Since then I have learned how to dress appropriately (in terms of temperature regulation at least) although nothing that I have found sufficiently protects me from getting the pain of icy wind blasted feet. I now really enjoy riding my bike all year round. You cannot beat the feeling of being wrapped up warmly and enjoying the way that the winter sunlight creates white rays that dissect the leafless, tree lined tunnels whilst spinning along on a club run. Through joining my local club and learning about the cycling calendar it was revealed to me how cycling changes through the year. One curiosity of the seasons of cycling is the Autumn tradition of the hill climb. All clubs have them, often on the same hill that has been used for generations and they always happen sometime between the leaves beginning to turn orange and the trees being completely bare.
My first ever cycling event was the club hill climb. No fancy equipment or training is required, the ride out is your warm up and warm down and it’s a nice day out. Just a few minutes of effort for a few pounds entry and the reward of having ridden my very first ‘real race’. At the time I thought I’d slogged my guts out – pushed my self to the limit – really emptied the tank and was pleased with my time. In truth, it was early days, compared to what I now know about bike racing I was barely trying.
A couple of months ago I was out for a drink in Derbyshire with my lovely girlfriend and saw a poster for the Monsal Head Hill Climb. It is now in it’s 85th edition and is a very prestigious event. The hill is steep but pretty short by cycling standards and the record stands at still less than one and a half minutes. I’d seen the pictures plenty of times, there are always large crowds lining the road, an enthusiastic commentator blaring encouragement over the PA system and a classic peak district pub at the top. I’d always wanted to have a go at it so whilst I was filling in the entry form I realised the my best results from past races were rapidly becoming out of date. This would probably be the only chance I’d get to ride the famous event. This would be just the encouragement I’d need to get back on the bike (checking my Strava account revealed that I’d only been on two bike rides in the last six weeks) and retrieve some emergency fitness.
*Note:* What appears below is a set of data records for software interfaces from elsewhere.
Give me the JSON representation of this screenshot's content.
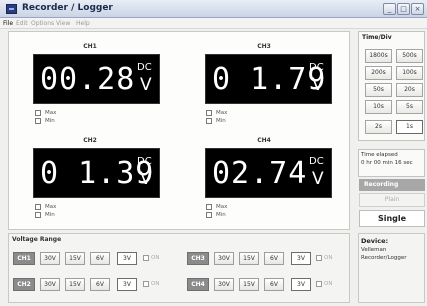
{
  "window": {
    "title": "Recorder / Logger",
    "min": "_",
    "max": "□",
    "close": "×"
  },
  "menu": {
    "items": [
      "File",
      "Edit",
      "Options",
      "View",
      "Help"
    ]
  },
  "channels": [
    {
      "label": "CH1",
      "value": "00.28",
      "coupling": "DC",
      "unit": "V",
      "max_label": "Max",
      "min_label": "Min"
    },
    {
      "label": "CH3",
      "value": "0 1.79",
      "coupling": "DC",
      "unit": "V",
      "max_label": "Max",
      "min_label": "Min"
    },
    {
      "label": "CH2",
      "value": "0 1.39",
      "coupling": "DC",
      "unit": "V",
      "max_label": "Max",
      "min_label": "Min"
    },
    {
      "label": "CH4",
      "value": "02.74",
      "coupling": "DC",
      "unit": "V",
      "max_label": "Max",
      "min_label": "Min"
    }
  ],
  "voltage_range": {
    "title": "Voltage Range",
    "rows": [
      {
        "chan": "CH1",
        "buttons": [
          "30V",
          "15V",
          "6V",
          "3V"
        ],
        "selected": "3V",
        "on_label": "ON"
      },
      {
        "chan": "CH3",
        "buttons": [
          "30V",
          "15V",
          "6V",
          "3V"
        ],
        "selected": "3V",
        "on_label": "ON"
      },
      {
        "chan": "CH2",
        "buttons": [
          "30V",
          "15V",
          "6V",
          "3V"
        ],
        "selected": "3V",
        "on_label": "ON"
      },
      {
        "chan": "CH4",
        "buttons": [
          "30V",
          "15V",
          "6V",
          "3V"
        ],
        "selected": "3V",
        "on_label": "ON"
      }
    ]
  },
  "time_div": {
    "title": "Time/Div",
    "buttons": [
      "1800s",
      "500s",
      "200s",
      "100s",
      "50s",
      "20s",
      "10s",
      "5s",
      "2s",
      "1s"
    ],
    "selected": "1s"
  },
  "status": {
    "time_elapsed_label": "Time elapsed",
    "time_elapsed_value": "0 hr 00 min 16 sec",
    "recording": "Recording",
    "plain_button": "Plain",
    "single_button": "Single"
  },
  "device": {
    "title": "Device:",
    "line1": "Velleman",
    "line2": "Recorder/Logger"
  },
  "colors": {
    "lcd_bg": "#000000",
    "lcd_fg": "#ffffff",
    "chan_button": "#8b8b8b",
    "recording_bar": "#a7a7a7"
  }
}
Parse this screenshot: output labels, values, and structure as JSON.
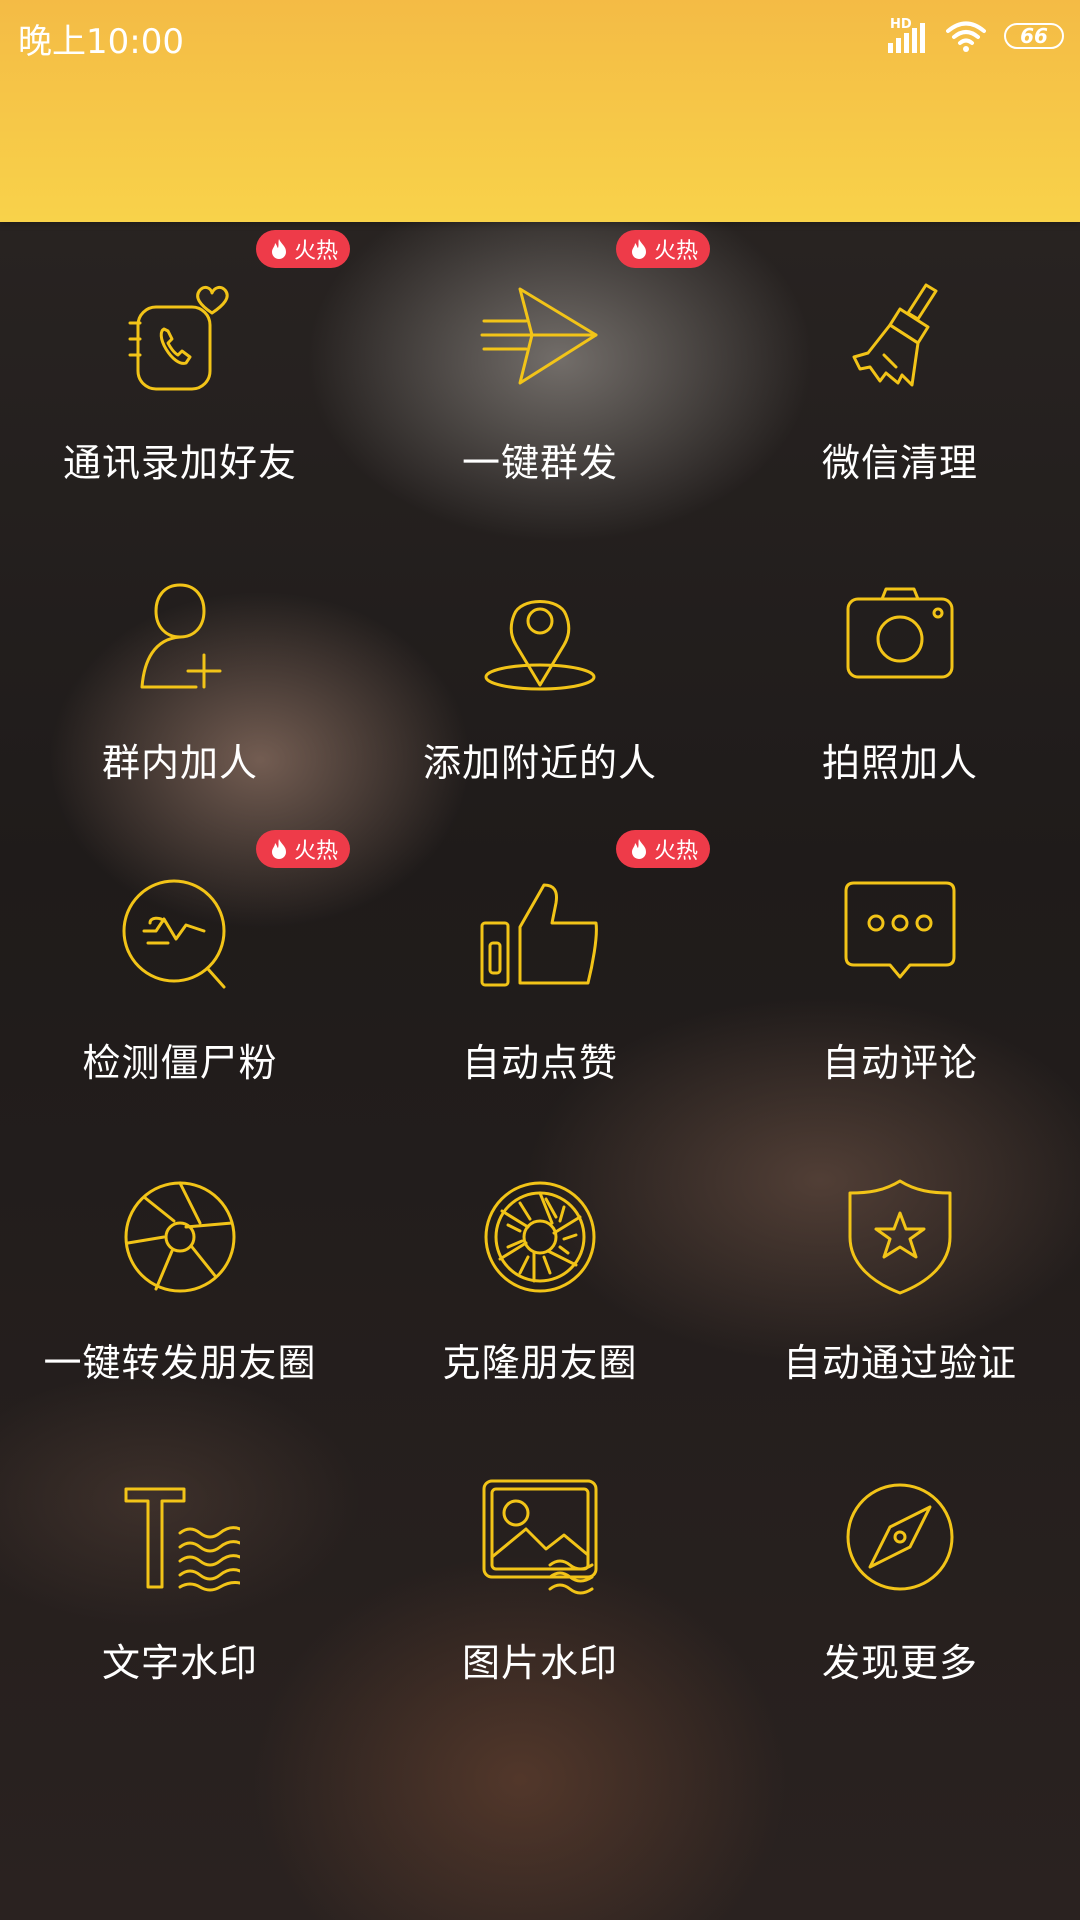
{
  "status_bar": {
    "time": "晚上10:00",
    "network": "HD",
    "battery": "66",
    "icons": [
      "signal-icon",
      "wifi-icon",
      "battery-icon"
    ]
  },
  "theme": {
    "header_gradient": [
      "#f4bb45",
      "#f8d24a"
    ],
    "icon_color": "#f2c418",
    "badge_color": "#ee3b49",
    "label_color": "#ffffff"
  },
  "badge_text": "火热",
  "features": [
    {
      "label": "通讯录加好友",
      "icon": "contacts-heart-icon",
      "hot": true
    },
    {
      "label": "一键群发",
      "icon": "paper-plane-icon",
      "hot": true
    },
    {
      "label": "微信清理",
      "icon": "broom-icon",
      "hot": false
    },
    {
      "label": "群内加人",
      "icon": "add-user-icon",
      "hot": false
    },
    {
      "label": "添加附近的人",
      "icon": "location-pin-icon",
      "hot": false
    },
    {
      "label": "拍照加人",
      "icon": "camera-icon",
      "hot": false
    },
    {
      "label": "检测僵尸粉",
      "icon": "search-wave-icon",
      "hot": true
    },
    {
      "label": "自动点赞",
      "icon": "thumbs-up-icon",
      "hot": true
    },
    {
      "label": "自动评论",
      "icon": "comment-bubble-icon",
      "hot": false
    },
    {
      "label": "一键转发朋友圈",
      "icon": "aperture-icon",
      "hot": false
    },
    {
      "label": "克隆朋友圈",
      "icon": "aperture-striped-icon",
      "hot": false
    },
    {
      "label": "自动通过验证",
      "icon": "shield-star-icon",
      "hot": false
    },
    {
      "label": "文字水印",
      "icon": "text-watermark-icon",
      "hot": false
    },
    {
      "label": "图片水印",
      "icon": "image-watermark-icon",
      "hot": false
    },
    {
      "label": "发现更多",
      "icon": "compass-icon",
      "hot": false
    }
  ]
}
So I entered, gave my self a few weeks to start training again but assumed my meager results would not earn me an entry anyway.
Well I got an E-mail a week before telling me I had a ride. The hill is apparently suitable for fixed gear riding which was perfect – I had just the bike. Some miscalculations and a little bit of reckless abandon led to me being at the bottom of the valley, five minutes from my start time with a 46×17 gear. I told myself that I like to ride slightly over geared so I’d be fine. I could hear the crowd at the top cheering at roughly one minute intervals as the riders appeared into view. When I finally got into the view of the crowd I heard less cheers but initially shocked and then sympathetic “oooooos”. Indeed you can see some people laughing at my rather embarrassing effort. I felt more like I was drowning than anything. I did get to the top, wasn’t last, and didn’t die.
The event is spectacular. There were so many competitors and triple the number of spectators. An excellent atmosphere in a wonderful setting. I really recommend that anyone who can tolerate a two minute effort has a go. I’d suggest bringing the appropriate gearing though.
The Monsal Head Hill Climb is open entry. Entry costs £9 but you will need some kind of racing results to qualify.
All well established clubs run time trials and I would say they are they best way to have a go at racing. The majority are ten miles and run during summer evenings. Lots of clubs also run hill climbs. An easy way to find a local club is here
Club time trials cost around £4 but come with a warning. They are very addictive.